The Real Reason Candy Cigarettes Were Almost Banned

Candy cigarettes are pretty awful. They come as chalky hard candies, or as bubble gums that turn into a silly-putty consistency faster than you can blow a bubble (via Thrillist). It's hard to believe that such an unattractive candy was once so popular it was almost contraband. Why did kids long for them? 

Candy cigarettes have a torrid history that dates back to the roaring '20s, when smoking soon became part of a modern, all-American lifestyle. Back then, there wasn't anything smoking couldn't achieve. During an Easter parade in New York City, for example, the American Tabacco company hired a group of women to march with "torches of freedom," and just like that, cigarettes became a symbol of women's rights (via CDC). Earlier that decade, Murad Cigarettes released an ad of Santa taking a cigarette break on a rooftop, and just like that, smoking was endorsed by Santa Claus (via CBS). 

It didn't take long for World Candies and Necco to jump on the bandwagon, and candy cigarettes started popping up in candy stores nationwide. Big tobacco companies even provided the candy companies art directives to design more realistic packaging (via Mother Jones). It paid off. According to a study by the University of Rochester, your odds of smoking cigarettes increases significantly if you "smoke" candy cigarettes as a kid. 

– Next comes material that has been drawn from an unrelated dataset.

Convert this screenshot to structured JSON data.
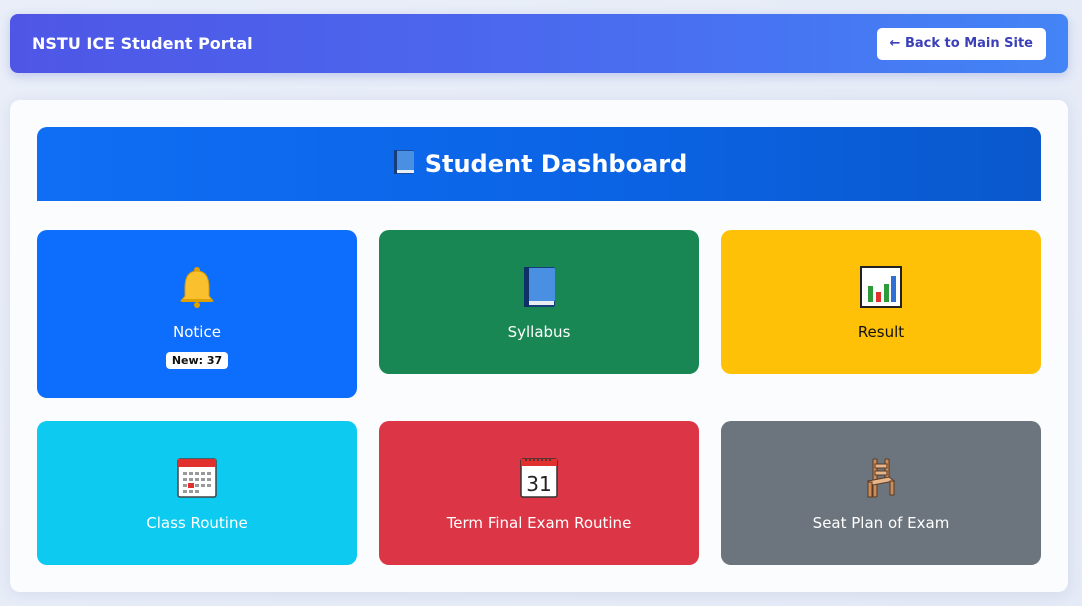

Given this correlation, it's hardly surprising that the U.S. debated banning cigarettes in both 1970 and 1991 (via Candy Favorites). The real story here, though, is how candy cigarettes survived. 

The secret world of manufacturing candy cigarettes

According to Thrillist, World Confections Inc. is the only big manufacturer of candy cigarettes left in the game. The company reportedly declined to talk to Thrillest about its production of the cigarettes, despite the page's attempts to contact them. Thrillist attributes the company's silence as a ploy to stay under the radar and avoid unwanted media attention. 

And unwanted media attention can do damage. In 2012, candy cigarettes stirred up national controversy when government officials in St. Paul, Minnesota fined a store for selling them (via ABC News). That's certainly not the kind of attention that World Confection Inc. would look for, especially considering that candy cigarettes have been successfully banned in Maine and Tennessee.  

Interestingly, World Confection's website might lead you to believe that the only thing the company manufactures that looks anything like a candy cigarette currently is superhero-branded "candy sticks." These are similar to candy cigarettes, but lack the traditional cigarette packaging that made the candies so appealing.  

That doesn't mean that the company's original line of candy cigarettes are gone, though. They're readily available on websites such as Amazon to Candy R Us to Office Depot. Where are they manufactured? If the information on Amazon and Candy R Us is to be believed, it manufactures the cigarettes in Colombia.